These fragments almost certainly derive from a type of processional cross known from examples in the Cluny Museum in Paris (accession no. Cl. 23295) and in the Cleveland Museum of Art (accession no. 70.36), both of which are made of iron and overlaid in silver with repoussé decoration on the front and gold and niello decoration on the reverse. The left and right fragments of the Dumbarton Oaks cross depict the miraculous appearance of archangels and therefore probably belong together. The work on the top fragment, however, differs slightly in the style of the inscription. The letters are smaller and thinner, and the alpha and the lambda both have leftward serifs. The figural style, on the other hand, has much in common with the other pieces and can therefore also be dated to the eleventh century.

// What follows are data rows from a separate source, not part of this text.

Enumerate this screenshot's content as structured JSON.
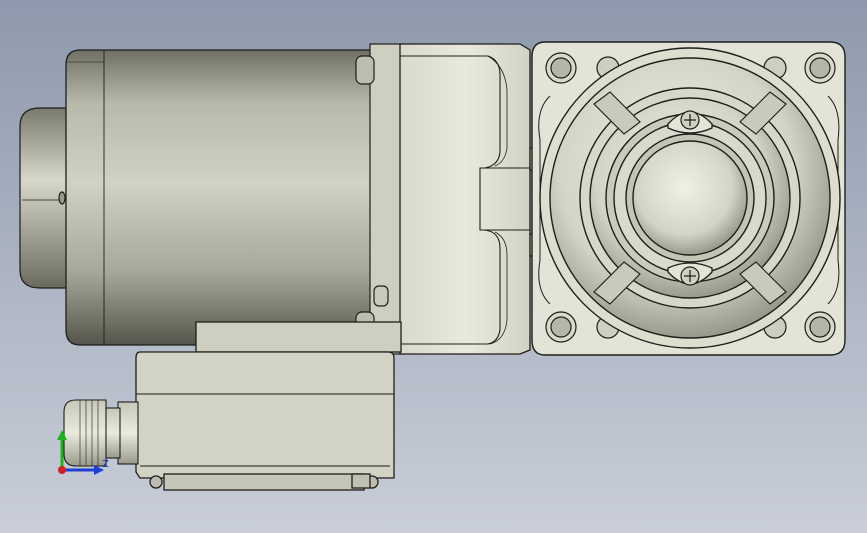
{
  "viewport": {
    "background_top": "#8e99ad",
    "background_bottom": "#c9ced8"
  },
  "triad": {
    "z_label": "Z",
    "x_color": "#d21f1f",
    "y_color": "#1fb31f",
    "z_color": "#1f3fd2"
  },
  "icons": [
    "screw-cross-icon"
  ],
  "colors": {
    "metal_light": "#e6e6d9",
    "metal_mid": "#c8c8b8",
    "metal_dark": "#8c8c7c",
    "edge": "#1e1e1a"
  }
}
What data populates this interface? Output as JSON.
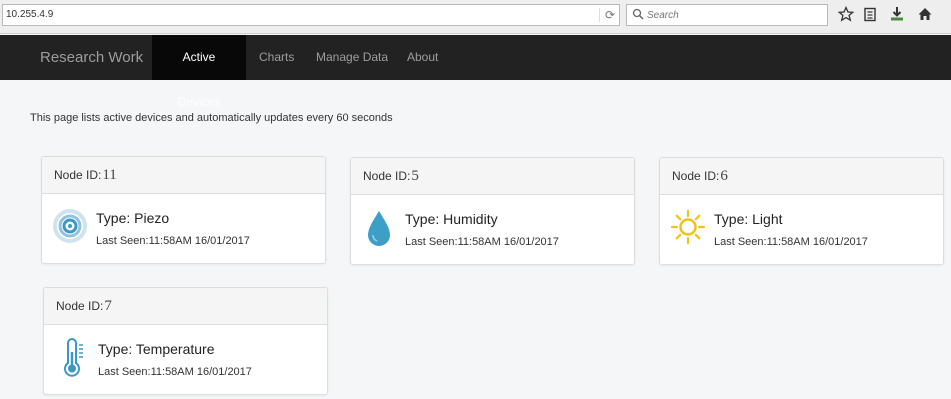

The top arm depicts the Emperor Constantine bowing before the Pope Saint Sylvester who blesses with his right hand and holds a diptych of Saints Peter and Paul in his left. According to the Acts of Saint Sylvester, Constantine had been cured from leprosy when he encountered a vision of two holy men. Later, when Sylvester showed him the icon, he confirmed their identities as the princes of the apostles.

The left arm shows the archangel Michael using his spear to guide a stream of water. This refers to a miracle in which the church and town of Chonae were threatened by flood waters, until the archangel appeared and diverted them. At the bottom the witness Archippos prostrates himself before the vision.

The right arm shows Joshua encountering an archangel. Joshua is depicted twice, once standing, and again bowing before the archangel.

- J. Hanson

Handbook of the Byzantine Collection (Washington, D.C., 1967), 23, no. 79, pl. 79.

R. J. H. Jenkins and E. Kitzinger, "A Cross of the Patriarch Michael Cerularius with an Art-Historical Comment," Dumbarton Oaks Papers 21 (1967): 233-49.

A. Grabar, "Romilly J.H. Jenkins, 'A cross of the patriarch Michael Cerularius' suivi d'un 'Art historian comment', par Ernst Kitzinger dans 'Dumbarton Oaks Papers, XXI, 1967, p. 233-249," Cahiers archéologiques 20 (1970): 235-36.

C. Mango, "The Byzantine Collection," Apollo 119 (1984): 21-29, fig. 10.

J.-P. Caillet, "La croix byzantine du musée de Cluny," La Revue du Louvre et des Musées de France 38 (1988): 214-16, fig. 15b.

C. Mango, "La croix dite de Michel le Cérulaire et la croix de Saint-Michel à Sykeon," Cahiers archéologiques 36 (1988): 41-49, fig. 1, 2.

J. A. Cotsonis, Byzantine Figural Processional Crosses,ed. S.A. Boyd and H. Maguire, Dumbarton Oaks Byzantine Collection Publications 10 (Washington, D.C., 1994), 81-83, no. 5, fig. 29.

R. Cormack, M. Vasilaki, and B. Mouseio, Byzantium, 330-1453, exhibition catalogue, Royal Academy of Arts, London, October 25, 2008 - March 22, 2009, (London: New York, 2008), 427.

Exhibition History
Dumbarton Oaks, "The St. Peter Icon of Dumbarton Oaks," 1983.

Dumbarton Oaks, "Byzantine Figural Processional Crosses," Sept. 23, 1994 - Jan. 29, 1995.

Acquisition History
Purchased from George Zacos, Istanbul by John S. Thacher, 1964.

Gift of John S. Thacher to Dumbarton Oaks Research Library and Collection, September 1964.

Dumbarton Oaks Research Library and Collection, Byzantine Collection, Washington, D.C.